Alfred Rosenberg
Alfred Rosenberg.jpg
Historical Figure
Nationality: Germany (born in the Russian Empire)
Date of Birth: 1893
Date of Death: 1946
Cause of Death: Execution by hanging
Occupation: Politician, Author of Non-Fiction
Spouse: Hilda Leesmann (1915–1923, divorced)
Hedwig Kramer (1925–1946)
Children: A son who died in infancy; daughter Irene (b. 1930)
Political Party: NSDAP
Political Office(s): Legislator, Minister for the Occupied Eastern Territories
Fictional Appearances:
The Man With the Iron Heart
POD: May 29, 1942;
Relevant POD: May, 1945
Type of Appearance: Contemporary reference

Alfred Rosenberg (12 January 1893 – 16 October 1946) was a key member of the Nazi Party before and during its reign in Germany. Rosenberg was born to a German family in Estonia in the Russian Empire. Rosenberg was one the main authors of the Nazi ideology, including its racial "theory", persecution of the Jews, Lebensraum, abrogation of the Treaty of Versailles, and opposition to "degenerate" modern art. He was the leader of the foreign policy office of the NSDAP, 1933-1945, and Reich Minister for the Occupied Eastern Territories, 1941-1945. He was found guilty of crimes against humanity and war crimes at the Nuremberg Trials, and hanged.

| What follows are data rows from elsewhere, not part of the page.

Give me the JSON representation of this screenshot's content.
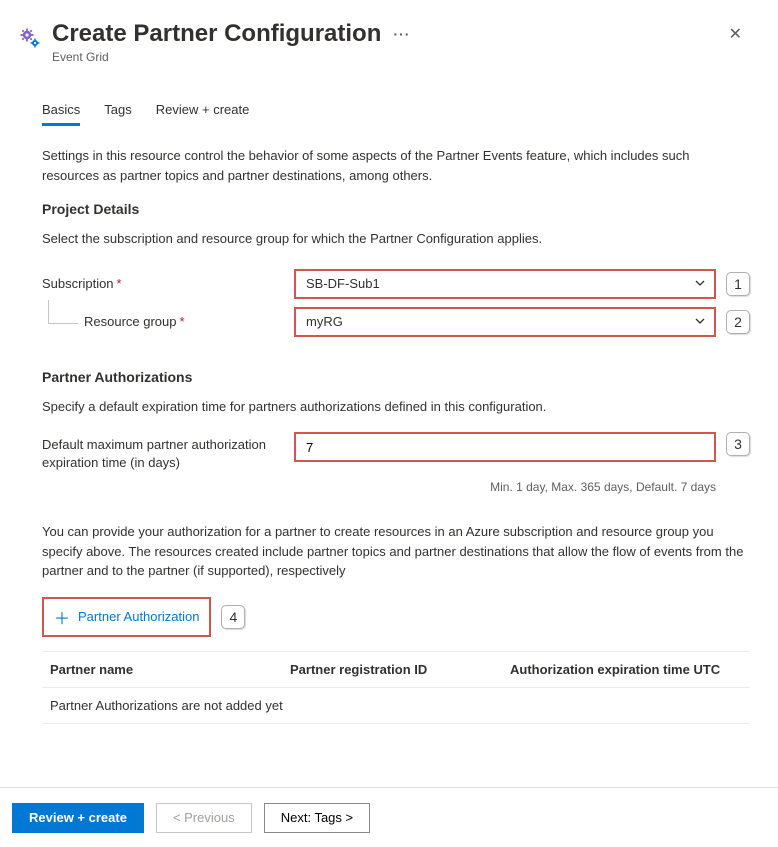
{
  "header": {
    "title": "Create Partner Configuration",
    "more": "···",
    "subtitle": "Event Grid"
  },
  "tabs": {
    "basics": "Basics",
    "tags": "Tags",
    "review": "Review + create"
  },
  "intro": "Settings in this resource control the behavior of some aspects of the Partner Events feature, which includes such resources as partner topics and partner destinations, among others.",
  "project": {
    "heading": "Project Details",
    "desc": "Select the subscription and resource group for which the Partner Configuration applies.",
    "subscription_label": "Subscription",
    "subscription_value": "SB-DF-Sub1",
    "rg_label": "Resource group",
    "rg_value": "myRG"
  },
  "auth": {
    "heading": "Partner Authorizations",
    "desc": "Specify a default expiration time for partners authorizations defined in this configuration.",
    "exp_label": "Default maximum partner authorization expiration time (in days)",
    "exp_value": "7",
    "exp_hint": "Min. 1 day, Max. 365 days, Default. 7 days",
    "para": "You can provide your authorization for a partner to create resources in an Azure subscription and resource group you specify above. The resources created include partner topics and partner destinations that allow the flow of events from the partner and to the partner (if supported), respectively",
    "add_label": "Partner Authorization",
    "col1": "Partner name",
    "col2": "Partner registration ID",
    "col3": "Authorization expiration time UTC",
    "empty": "Partner Authorizations are not added yet"
  },
  "callouts": {
    "c1": "1",
    "c2": "2",
    "c3": "3",
    "c4": "4"
  },
  "footer": {
    "review": "Review + create",
    "prev": "< Previous",
    "next": "Next: Tags >"
  }
}
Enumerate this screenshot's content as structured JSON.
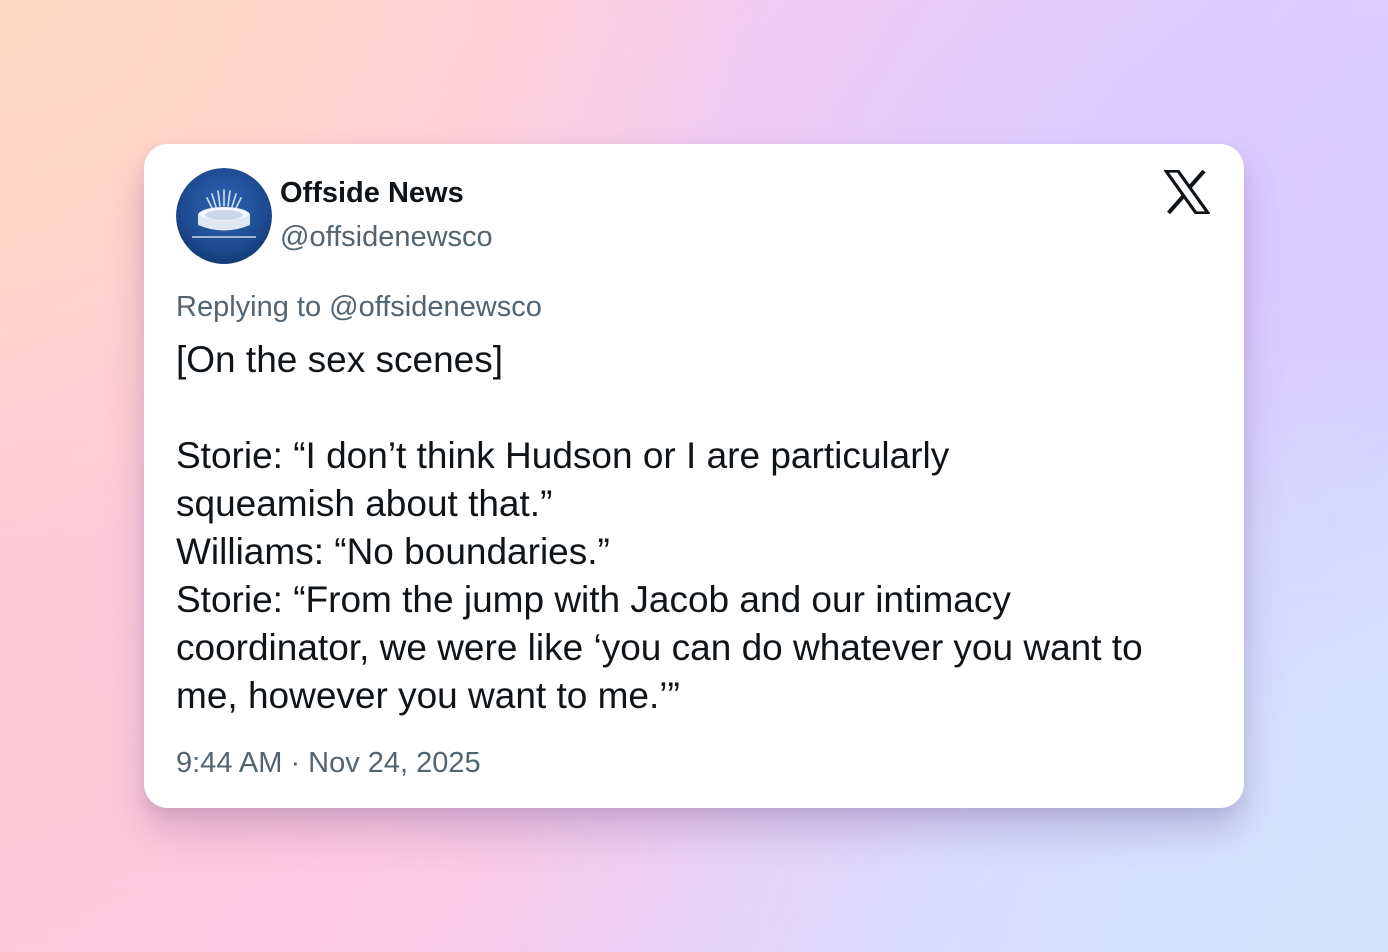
{
  "tweet": {
    "display_name": "Offside News",
    "handle": "@offsidenewsco",
    "replying_to": "Replying to @offsidenewsco",
    "lines": [
      "[On the sex scenes]",
      "",
      "Storie: “I don’t think Hudson or I are particularly",
      "squeamish about that.”",
      "Williams: “No boundaries.”",
      "Storie: “From the jump with Jacob and our intimacy",
      "coordinator, we were like ‘you can do whatever you want to",
      "me, however you want to me.’”"
    ],
    "timestamp": "9:44 AM · Nov 24, 2025"
  },
  "icons": {
    "avatar": "stadium-logo-icon",
    "platform": "x-logo-icon"
  },
  "colors": {
    "text_primary": "#0f1419",
    "text_secondary": "#536471",
    "avatar_blue": "#1f4e96",
    "card_background": "#ffffff"
  }
}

Alfred Rosenberg in The Man With the Iron Heart[]

Alfred Rosenberg was one of nearly two dozen[1] German officials captured by the Allies at the end of World War II. The Allies sought to try these captives for war crimes. These plans were stopped twice by the German Freedom Front, first in November 1945 when the GFF destroyed the Palace of Justice in Nuremberg[2] and second in 1946, when the GFF destroyed the American residency zone in Frankfurt with a radium bomb.[3]

In 1947, the Soviets decided to try the officials in Berlin. The GFF prevented this by crashing a plane into the courthouse, killing all the lawyers and judges, but leaving the accused unharmed.[4]


  1. The Man With the Iron Heart, pg. 260.
  2. Ibid., pg. 108.
  3. Ibid., pg. 260.
  4. Ibid., pg. 407-8.
Political offices
Preceded by
New office
Reich Minister for the Occupied Eastern Territories
Succeeded by
Office abolished